The Occupation of Europe
A continent under the French boot
"The attribute of popular government in revolution is at one and the same time virtue and terror, virtue without which terror is fatal, terror without which virtue is impotent. The terror is nothing but justice, prompt, severe, inflexible; it is thus an emanation of virtue."
Revolutionary France and the French Empire secured control over a vast swathe of the European continent. French influence had to be enforced in all aspects of society and government.
Although the signing of treaties brought a formal end to hostilities, the effects of war remained. Subjugated nations became restless and agitated due to arbitrary taxation and totalitarian reform programs. Controlling this unrest was crucial to maintaining the French Empire. Consequently, native bourgeois administrators were appointed who were placated through land grants or appeals to ambition. Once a stable government had been established, a thorough audit was undertaken to allow the French government to fine-tune occupation policy and further maintain order.
Napoleon's devolution of local affairs to local governments while maintaining strong imperial authority allowed his Empire to remain remarkably stable during his reign. A Prussian ambassador named Küstler remarked:
"The main feature [of the French Empire] is the felicitous unity of the administration... its simplicity, rapidity and energy cannot fail to achieve full success."
"A means of softening the foreign yoke in the eyes of the Germans was to propose a man of repute who spoke their language, shared their tastes and even their weaknesses."
Jacques Claude Beugnot
Napoleon attends the Cisalpine Council, the legislative body of the Cisalpine Republic in northern Italy.
Conquering a nation's territory is one thing; conquering its people is another. Very few populaces willingly welcomed the arrival of French armies in their land, especially if they had been subjected to hardship by war. Civilian populations often maintained passive resistance by withholding food and sabotaging equipment. Some even took part in active resistance in the form of uprisings, though these were quickly quashed by the occupying army.
Events such as parades allowed the French to demonstrate their martial might to the population of a region. It was hoped that this would end any rebellious thought before it developed into seditious activity. There were also instances of forceful oppression to terrify would-be opponents into submission. However, this was a course of action that had to be balanced with placating local leaders. In short, military power was not solely reserved for the battlefield and was frequently flexed in civil arenas.
"There are only two forces that unite men — fear and interest."
Napoleon leads his troops through Berlin, 1806.
Once a region was secured by administrative and military domination, France could begin exploiting the economic resources it possessed for the sake of the war effort. Taxation was used to finance the burgeoning Grand Armée, which was increasingly populated by non-French soldiers. Indeed, at the beginning of the Russian Campaign of 1812, more than half of the Grand Armée was composed of foreign soldiers.

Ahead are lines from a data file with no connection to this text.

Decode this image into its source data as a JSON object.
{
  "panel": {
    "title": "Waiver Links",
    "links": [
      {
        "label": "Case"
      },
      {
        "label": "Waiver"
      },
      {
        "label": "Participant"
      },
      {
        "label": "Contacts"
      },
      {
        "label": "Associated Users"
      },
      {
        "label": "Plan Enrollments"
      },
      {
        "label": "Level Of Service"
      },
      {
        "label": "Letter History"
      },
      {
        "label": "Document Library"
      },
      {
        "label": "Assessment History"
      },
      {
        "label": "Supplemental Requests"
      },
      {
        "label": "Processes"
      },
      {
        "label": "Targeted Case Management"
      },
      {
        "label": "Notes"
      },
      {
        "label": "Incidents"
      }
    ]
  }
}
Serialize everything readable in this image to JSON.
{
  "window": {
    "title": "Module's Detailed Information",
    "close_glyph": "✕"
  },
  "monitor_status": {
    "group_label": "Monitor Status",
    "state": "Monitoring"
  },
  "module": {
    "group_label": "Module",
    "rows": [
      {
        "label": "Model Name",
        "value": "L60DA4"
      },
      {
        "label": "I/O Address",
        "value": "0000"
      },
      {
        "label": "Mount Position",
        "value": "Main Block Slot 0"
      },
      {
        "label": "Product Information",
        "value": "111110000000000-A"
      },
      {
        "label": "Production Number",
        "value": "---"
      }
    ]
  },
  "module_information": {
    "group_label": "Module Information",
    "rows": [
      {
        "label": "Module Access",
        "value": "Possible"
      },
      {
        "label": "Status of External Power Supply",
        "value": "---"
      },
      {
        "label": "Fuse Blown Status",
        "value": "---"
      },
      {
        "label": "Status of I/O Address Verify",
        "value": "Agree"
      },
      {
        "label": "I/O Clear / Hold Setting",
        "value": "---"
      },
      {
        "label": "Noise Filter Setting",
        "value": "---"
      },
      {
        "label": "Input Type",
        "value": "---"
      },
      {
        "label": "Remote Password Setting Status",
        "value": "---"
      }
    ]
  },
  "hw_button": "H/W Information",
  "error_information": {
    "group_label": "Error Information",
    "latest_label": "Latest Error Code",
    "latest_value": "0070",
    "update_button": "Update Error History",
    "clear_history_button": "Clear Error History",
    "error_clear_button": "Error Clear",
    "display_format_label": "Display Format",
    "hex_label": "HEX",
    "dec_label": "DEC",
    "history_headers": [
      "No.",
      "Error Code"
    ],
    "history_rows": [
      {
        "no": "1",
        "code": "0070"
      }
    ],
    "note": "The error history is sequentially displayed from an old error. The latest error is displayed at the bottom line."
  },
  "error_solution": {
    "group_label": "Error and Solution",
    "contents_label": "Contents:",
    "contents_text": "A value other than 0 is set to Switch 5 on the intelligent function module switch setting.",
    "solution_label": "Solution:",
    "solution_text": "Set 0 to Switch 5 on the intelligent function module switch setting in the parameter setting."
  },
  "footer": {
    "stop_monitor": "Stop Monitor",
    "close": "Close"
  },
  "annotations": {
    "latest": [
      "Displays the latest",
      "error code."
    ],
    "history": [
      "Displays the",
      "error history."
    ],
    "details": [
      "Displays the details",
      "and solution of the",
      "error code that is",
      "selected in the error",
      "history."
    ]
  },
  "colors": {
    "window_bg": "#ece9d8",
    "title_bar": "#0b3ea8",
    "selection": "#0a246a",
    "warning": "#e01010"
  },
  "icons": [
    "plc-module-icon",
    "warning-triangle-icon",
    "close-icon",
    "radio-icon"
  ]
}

Napoleon attempted to wield the economic might of the entire continent through the Continental System which began in 1806. He pressured almost every country in Europe to cease all trade with Britain. Napoleon hoped that this would cause economic damage and force Britain to come to the negotiating table. It eventually failed because the Royal Navy still controlled the world's sea lanes, and Britain was thus able to trade with nations in North and South America. Large scale smuggling also occurred in Europe.
Despite its failure, the Continental System demonstrated Napoleon's ability to command the entire European economy.
"There is no art which one government sooner learns of another than that of draining money from the pockets of the people."
French soldiers inspect Saxon merchants' cargo for smuggled goods.
"The most extravagant idea that can be born in the head of a political thinker is to believe that it suffices for people to enter, weapons in hand, among a foreign people and expect to have its laws and constitution embraced. No one loves armed missionaries."
The initial approach taken by the French Republic was to foster revolutionary sentiment abroad. The early republic was founded on radicalism and revolutionary zeal. Politicians took up a kind of 'Frenchman's Burden', believing it was their duty to bring the light of the Revolution to all corners of the world. It was hoped that even if an independent revolution did not occur abroad, radical citizens of a conquered country would welcome French soldiers as saviors.
As revolutionary zeal gave way to pragmatism under Napoleon's dictatorship, the focus of French foreign policy changed. Power was taken back from the revolutionary 'sister-republics' established in earlier conquests for fear of intellectual opposition to Napoleon's policy and revolutionary reforms were scaled back to appease the increasingly agitated conservative elements of society.
For an in-depth look into how various countries responded to revolutionary ideology over the course of the Revolutionary-Napoleonic Wars, click here.
Polish war-scythemen during Tadeusz Kościuszko's Uprising, 1794.